Instructions for the task → In how many lines of the records below does the word "label" appear? Answer with the number alone.

[Web page and app entries]
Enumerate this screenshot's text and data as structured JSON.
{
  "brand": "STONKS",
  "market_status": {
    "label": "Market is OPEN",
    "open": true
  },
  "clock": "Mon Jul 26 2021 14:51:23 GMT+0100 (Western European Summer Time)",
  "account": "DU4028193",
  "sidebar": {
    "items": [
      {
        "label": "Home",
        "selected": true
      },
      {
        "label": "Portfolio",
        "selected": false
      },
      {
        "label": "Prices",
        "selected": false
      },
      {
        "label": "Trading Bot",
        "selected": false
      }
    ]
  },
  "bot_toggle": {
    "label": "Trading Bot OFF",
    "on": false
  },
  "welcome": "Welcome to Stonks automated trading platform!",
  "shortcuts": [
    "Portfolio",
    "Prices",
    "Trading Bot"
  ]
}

Task solution → 6